■ What is being asked ■
How many lines below include the string "JSON"? State the number alone.

----

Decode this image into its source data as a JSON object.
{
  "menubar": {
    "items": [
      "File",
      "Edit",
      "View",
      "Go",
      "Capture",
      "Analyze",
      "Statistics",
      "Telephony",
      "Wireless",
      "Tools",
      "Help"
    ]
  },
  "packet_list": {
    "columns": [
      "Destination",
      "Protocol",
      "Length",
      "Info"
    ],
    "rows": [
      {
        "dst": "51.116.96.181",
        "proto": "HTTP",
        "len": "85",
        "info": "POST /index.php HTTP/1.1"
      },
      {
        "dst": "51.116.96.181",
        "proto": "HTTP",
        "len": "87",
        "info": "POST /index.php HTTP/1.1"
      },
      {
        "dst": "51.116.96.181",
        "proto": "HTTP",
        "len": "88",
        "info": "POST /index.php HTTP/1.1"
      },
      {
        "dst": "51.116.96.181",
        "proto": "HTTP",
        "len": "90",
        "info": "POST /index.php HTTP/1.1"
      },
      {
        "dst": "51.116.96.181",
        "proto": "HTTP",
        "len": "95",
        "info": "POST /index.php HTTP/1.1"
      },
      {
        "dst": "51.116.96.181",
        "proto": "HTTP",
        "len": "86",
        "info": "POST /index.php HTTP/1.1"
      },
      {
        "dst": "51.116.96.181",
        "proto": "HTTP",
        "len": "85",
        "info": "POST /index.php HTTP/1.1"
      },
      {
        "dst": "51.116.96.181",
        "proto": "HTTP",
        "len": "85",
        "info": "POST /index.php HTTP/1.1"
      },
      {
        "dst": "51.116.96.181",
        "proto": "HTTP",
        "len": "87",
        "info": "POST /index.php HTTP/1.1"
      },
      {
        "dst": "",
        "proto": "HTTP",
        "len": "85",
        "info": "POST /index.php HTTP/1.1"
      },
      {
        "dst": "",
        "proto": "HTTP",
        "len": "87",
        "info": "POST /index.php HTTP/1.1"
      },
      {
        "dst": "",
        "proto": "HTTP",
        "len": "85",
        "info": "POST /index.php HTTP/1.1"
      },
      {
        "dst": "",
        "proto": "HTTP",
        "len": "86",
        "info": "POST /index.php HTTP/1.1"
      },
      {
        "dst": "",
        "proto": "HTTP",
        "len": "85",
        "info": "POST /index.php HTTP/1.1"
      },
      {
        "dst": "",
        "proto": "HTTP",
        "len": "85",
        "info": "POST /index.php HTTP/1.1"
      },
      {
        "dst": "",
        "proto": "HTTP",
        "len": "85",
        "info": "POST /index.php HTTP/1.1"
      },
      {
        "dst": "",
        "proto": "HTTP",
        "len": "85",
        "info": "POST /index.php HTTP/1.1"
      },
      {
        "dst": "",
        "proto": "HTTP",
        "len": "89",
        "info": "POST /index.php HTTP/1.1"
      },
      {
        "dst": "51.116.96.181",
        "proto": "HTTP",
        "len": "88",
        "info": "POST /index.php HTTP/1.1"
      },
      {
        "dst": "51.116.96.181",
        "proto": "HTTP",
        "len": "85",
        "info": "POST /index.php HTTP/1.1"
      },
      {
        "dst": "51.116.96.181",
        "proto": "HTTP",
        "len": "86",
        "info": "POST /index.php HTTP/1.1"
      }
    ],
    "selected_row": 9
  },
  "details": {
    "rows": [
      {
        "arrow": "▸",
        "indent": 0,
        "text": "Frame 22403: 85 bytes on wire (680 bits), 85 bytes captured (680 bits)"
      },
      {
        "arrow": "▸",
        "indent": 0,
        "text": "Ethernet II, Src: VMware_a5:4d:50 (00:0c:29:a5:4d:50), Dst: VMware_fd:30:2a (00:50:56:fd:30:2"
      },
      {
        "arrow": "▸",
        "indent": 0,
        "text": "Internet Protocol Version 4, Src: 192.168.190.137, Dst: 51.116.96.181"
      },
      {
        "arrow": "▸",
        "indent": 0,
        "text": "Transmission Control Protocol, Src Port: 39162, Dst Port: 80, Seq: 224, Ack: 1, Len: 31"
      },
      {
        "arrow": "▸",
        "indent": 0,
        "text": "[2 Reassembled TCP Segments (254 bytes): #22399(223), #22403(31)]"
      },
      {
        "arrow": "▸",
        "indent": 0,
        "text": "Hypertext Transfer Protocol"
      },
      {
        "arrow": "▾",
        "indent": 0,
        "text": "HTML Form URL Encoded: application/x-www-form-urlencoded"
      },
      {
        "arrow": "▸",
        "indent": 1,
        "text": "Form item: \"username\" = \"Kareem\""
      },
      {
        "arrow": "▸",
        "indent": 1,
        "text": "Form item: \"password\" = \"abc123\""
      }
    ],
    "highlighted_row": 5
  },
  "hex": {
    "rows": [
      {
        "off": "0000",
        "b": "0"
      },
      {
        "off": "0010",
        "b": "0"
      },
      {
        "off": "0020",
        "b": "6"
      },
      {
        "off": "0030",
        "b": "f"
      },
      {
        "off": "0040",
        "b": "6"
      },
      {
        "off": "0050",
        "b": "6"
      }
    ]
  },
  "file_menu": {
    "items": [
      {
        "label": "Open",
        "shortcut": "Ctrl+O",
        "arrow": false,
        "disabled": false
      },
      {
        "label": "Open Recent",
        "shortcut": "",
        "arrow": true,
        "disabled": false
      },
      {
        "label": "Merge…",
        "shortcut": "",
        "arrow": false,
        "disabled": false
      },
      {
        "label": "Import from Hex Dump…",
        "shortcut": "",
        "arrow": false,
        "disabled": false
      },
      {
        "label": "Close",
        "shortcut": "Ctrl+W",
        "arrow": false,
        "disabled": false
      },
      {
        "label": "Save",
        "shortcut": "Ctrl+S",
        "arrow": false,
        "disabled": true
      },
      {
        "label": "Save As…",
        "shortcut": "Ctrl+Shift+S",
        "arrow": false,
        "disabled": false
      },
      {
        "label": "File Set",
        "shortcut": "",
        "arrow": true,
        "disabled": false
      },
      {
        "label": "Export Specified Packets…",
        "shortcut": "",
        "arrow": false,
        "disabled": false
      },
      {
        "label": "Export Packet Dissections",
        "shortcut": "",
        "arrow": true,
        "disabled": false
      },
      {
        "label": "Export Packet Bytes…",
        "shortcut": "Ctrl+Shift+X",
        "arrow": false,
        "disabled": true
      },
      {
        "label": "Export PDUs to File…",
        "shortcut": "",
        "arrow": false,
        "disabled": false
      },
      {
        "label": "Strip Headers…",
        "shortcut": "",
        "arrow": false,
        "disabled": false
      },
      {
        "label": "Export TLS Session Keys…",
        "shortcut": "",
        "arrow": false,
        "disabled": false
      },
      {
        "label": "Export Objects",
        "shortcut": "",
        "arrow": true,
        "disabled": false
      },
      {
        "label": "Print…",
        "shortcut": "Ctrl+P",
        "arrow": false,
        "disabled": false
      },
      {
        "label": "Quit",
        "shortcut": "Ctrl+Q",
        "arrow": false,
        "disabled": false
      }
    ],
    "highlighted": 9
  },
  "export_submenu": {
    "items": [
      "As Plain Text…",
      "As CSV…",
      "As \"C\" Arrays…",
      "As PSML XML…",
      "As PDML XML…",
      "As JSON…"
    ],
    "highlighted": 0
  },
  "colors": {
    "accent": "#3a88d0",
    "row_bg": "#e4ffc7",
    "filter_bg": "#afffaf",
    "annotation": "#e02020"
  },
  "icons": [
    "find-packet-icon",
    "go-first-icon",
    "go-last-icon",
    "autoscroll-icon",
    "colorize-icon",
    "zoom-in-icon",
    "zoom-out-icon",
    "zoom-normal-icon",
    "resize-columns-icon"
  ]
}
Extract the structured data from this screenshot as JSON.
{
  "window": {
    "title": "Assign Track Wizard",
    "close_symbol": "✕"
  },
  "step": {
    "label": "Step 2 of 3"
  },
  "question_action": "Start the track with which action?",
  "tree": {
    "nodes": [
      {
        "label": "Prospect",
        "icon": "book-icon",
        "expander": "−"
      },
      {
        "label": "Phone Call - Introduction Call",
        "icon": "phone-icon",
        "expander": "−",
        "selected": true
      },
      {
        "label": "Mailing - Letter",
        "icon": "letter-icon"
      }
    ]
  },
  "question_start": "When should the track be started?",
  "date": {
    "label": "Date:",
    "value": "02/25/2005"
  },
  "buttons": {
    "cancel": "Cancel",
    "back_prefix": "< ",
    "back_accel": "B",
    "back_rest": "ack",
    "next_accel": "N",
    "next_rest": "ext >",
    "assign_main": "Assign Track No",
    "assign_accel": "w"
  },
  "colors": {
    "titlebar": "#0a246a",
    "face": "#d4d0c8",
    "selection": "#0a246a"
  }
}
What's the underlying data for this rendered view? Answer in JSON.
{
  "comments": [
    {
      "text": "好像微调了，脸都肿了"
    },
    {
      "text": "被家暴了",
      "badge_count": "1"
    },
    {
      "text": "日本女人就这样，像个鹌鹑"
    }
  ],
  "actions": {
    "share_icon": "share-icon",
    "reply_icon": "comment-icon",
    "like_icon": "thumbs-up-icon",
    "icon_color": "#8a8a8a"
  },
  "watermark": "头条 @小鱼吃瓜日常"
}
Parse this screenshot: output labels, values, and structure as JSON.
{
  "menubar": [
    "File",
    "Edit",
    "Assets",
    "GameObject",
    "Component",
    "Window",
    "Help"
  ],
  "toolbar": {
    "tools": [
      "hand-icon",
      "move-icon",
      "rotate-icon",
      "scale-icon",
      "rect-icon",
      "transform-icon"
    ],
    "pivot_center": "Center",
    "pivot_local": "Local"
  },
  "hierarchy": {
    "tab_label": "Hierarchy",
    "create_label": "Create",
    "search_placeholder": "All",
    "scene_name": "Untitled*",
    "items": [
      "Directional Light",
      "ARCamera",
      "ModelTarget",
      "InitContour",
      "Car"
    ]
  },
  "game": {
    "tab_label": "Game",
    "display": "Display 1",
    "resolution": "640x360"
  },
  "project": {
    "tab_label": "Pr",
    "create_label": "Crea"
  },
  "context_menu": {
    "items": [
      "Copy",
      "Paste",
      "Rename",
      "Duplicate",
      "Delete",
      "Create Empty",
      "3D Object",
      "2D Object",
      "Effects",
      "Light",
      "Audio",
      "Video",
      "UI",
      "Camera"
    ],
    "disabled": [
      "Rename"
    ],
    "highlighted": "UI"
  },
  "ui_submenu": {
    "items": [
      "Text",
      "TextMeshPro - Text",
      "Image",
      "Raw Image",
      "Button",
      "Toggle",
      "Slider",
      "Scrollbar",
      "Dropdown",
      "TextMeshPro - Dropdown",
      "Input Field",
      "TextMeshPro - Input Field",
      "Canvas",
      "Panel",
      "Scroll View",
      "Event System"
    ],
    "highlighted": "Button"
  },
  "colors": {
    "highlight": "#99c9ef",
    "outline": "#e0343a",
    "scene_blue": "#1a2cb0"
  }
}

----

■ Response ■
5